## Prompt:
Nothing in the records may change. Output them all exactly.

(Data records for software interfaces)
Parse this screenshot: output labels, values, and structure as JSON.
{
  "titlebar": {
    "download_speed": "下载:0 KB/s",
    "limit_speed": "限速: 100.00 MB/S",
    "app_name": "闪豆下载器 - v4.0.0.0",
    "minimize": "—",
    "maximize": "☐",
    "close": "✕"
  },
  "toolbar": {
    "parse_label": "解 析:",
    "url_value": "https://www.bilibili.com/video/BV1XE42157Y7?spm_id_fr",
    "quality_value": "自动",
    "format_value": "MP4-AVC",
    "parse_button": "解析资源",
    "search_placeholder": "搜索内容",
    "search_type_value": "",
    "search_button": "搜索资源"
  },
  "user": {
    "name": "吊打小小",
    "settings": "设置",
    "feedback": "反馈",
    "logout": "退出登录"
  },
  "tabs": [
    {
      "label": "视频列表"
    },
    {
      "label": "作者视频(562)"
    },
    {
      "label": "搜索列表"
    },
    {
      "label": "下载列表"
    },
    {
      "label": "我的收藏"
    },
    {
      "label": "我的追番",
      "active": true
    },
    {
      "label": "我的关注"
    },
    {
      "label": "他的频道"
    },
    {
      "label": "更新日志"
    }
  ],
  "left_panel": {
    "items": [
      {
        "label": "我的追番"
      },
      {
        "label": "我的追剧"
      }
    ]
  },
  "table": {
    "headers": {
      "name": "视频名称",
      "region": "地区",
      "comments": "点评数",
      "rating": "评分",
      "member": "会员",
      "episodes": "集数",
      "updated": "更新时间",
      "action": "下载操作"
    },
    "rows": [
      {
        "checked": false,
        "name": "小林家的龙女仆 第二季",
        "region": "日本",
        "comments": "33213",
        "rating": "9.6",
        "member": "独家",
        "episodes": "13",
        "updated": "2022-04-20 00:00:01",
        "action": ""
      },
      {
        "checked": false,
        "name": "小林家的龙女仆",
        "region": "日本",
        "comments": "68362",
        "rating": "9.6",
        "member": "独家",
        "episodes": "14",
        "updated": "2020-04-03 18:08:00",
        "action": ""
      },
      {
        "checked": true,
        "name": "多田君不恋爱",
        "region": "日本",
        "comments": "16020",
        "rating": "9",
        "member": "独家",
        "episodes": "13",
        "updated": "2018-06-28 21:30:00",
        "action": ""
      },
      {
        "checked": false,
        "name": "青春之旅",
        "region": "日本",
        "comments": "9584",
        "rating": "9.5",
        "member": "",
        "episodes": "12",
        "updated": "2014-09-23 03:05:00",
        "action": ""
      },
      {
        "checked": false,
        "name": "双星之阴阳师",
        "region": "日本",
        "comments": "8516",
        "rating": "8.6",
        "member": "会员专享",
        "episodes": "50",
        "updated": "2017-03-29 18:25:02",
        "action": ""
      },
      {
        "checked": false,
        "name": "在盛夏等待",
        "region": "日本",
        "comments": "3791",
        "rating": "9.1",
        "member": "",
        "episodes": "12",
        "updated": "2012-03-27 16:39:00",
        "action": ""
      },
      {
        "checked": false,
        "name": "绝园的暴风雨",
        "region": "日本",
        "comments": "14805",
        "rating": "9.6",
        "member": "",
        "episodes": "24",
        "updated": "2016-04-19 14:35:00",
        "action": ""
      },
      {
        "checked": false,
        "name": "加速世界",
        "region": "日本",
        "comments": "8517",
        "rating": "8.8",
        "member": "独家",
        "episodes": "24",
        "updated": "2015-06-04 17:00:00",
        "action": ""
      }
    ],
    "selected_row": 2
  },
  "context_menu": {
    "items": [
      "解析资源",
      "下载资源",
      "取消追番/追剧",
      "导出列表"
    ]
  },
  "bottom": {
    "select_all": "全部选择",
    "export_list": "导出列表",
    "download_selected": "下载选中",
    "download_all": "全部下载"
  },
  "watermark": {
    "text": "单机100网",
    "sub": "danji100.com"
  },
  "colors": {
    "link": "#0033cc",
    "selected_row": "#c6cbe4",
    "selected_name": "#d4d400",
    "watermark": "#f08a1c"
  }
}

## Answer to the problem:
Parse this screenshot: output labels, values, and structure as JSON.
{
  "titlebar": {
    "download_speed": "下载:0 KB/s",
    "limit_speed": "限速: 100.00 MB/S",
    "app_name": "闪豆下载器 - v4.0.0.0",
    "minimize": "—",
    "maximize": "☐",
    "close": "✕"
  },
  "toolbar": {
    "parse_label": "解 析:",
    "url_value": "https://www.bilibili.com/video/BV1XE42157Y7?spm_id_fr",
    "quality_value": "自动",
    "format_value": "MP4-AVC",
    "parse_button": "解析资源",
    "search_placeholder": "搜索内容",
    "search_type_value": "",
    "search_button": "搜索资源"
  },
  "user": {
    "name": "吊打小小",
    "settings": "设置",
    "feedback": "反馈",
    "logout": "退出登录"
  },
  "tabs": [
    {
      "label": "视频列表"
    },
    {
      "label": "作者视频(562)"
    },
    {
      "label": "搜索列表"
    },
    {
      "label": "下载列表"
    },
    {
      "label": "我的收藏"
    },
    {
      "label": "我的追番",
      "active": true
    },
    {
      "label": "我的关注"
    },
    {
      "label": "他的频道"
    },
    {
      "label": "更新日志"
    }
  ],
  "left_panel": {
    "items": [
      {
        "label": "我的追番"
      },
      {
        "label": "我的追剧"
      }
    ]
  },
  "table": {
    "headers": {
      "name": "视频名称",
      "region": "地区",
      "comments": "点评数",
      "rating": "评分",
      "member": "会员",
      "episodes": "集数",
      "updated": "更新时间",
      "action": "下载操作"
    },
    "rows": [
      {
        "checked": false,
        "name": "小林家的龙女仆 第二季",
        "region": "日本",
        "comments": "33213",
        "rating": "9.6",
        "member": "独家",
        "episodes": "13",
        "updated": "2022-04-20 00:00:01",
        "action": ""
      },
      {
        "checked": false,
        "name": "小林家的龙女仆",
        "region": "日本",
        "comments": "68362",
        "rating": "9.6",
        "member": "独家",
        "episodes": "14",
        "updated": "2020-04-03 18:08:00",
        "action": ""
      },
      {
        "checked": true,
        "name": "多田君不恋爱",
        "region": "日本",
        "comments": "16020",
        "rating": "9",
        "member": "独家",
        "episodes": "13",
        "updated": "2018-06-28 21:30:00",
        "action": ""
      },
      {
        "checked": false,
        "name": "青春之旅",
        "region": "日本",
        "comments": "9584",
        "rating": "9.5",
        "member": "",
        "episodes": "12",
        "updated": "2014-09-23 03:05:00",
        "action": ""
      },
      {
        "checked": false,
        "name": "双星之阴阳师",
        "region": "日本",
        "comments": "8516",
        "rating": "8.6",
        "member": "会员专享",
        "episodes": "50",
        "updated": "2017-03-29 18:25:02",
        "action": ""
      },
      {
        "checked": false,
        "name": "在盛夏等待",
        "region": "日本",
        "comments": "3791",
        "rating": "9.1",
        "member": "",
        "episodes": "12",
        "updated": "2012-03-27 16:39:00",
        "action": ""
      },
      {
        "checked": false,
        "name": "绝园的暴风雨",
        "region": "日本",
        "comments": "14805",
        "rating": "9.6",
        "member": "",
        "episodes": "24",
        "updated": "2016-04-19 14:35:00",
        "action": ""
      },
      {
        "checked": false,
        "name": "加速世界",
        "region": "日本",
        "comments": "8517",
        "rating": "8.8",
        "member": "独家",
        "episodes": "24",
        "updated": "2015-06-04 17:00:00",
        "action": ""
      }
    ],
    "selected_row": 2
  },
  "context_menu": {
    "items": [
      "解析资源",
      "下载资源",
      "取消追番/追剧",
      "导出列表"
    ]
  },
  "bottom": {
    "select_all": "全部选择",
    "export_list": "导出列表",
    "download_selected": "下载选中",
    "download_all": "全部下载"
  },
  "watermark": {
    "text": "单机100网",
    "sub": "danji100.com"
  },
  "colors": {
    "link": "#0033cc",
    "selected_row": "#c6cbe4",
    "selected_name": "#d4d400",
    "watermark": "#f08a1c"
  }
}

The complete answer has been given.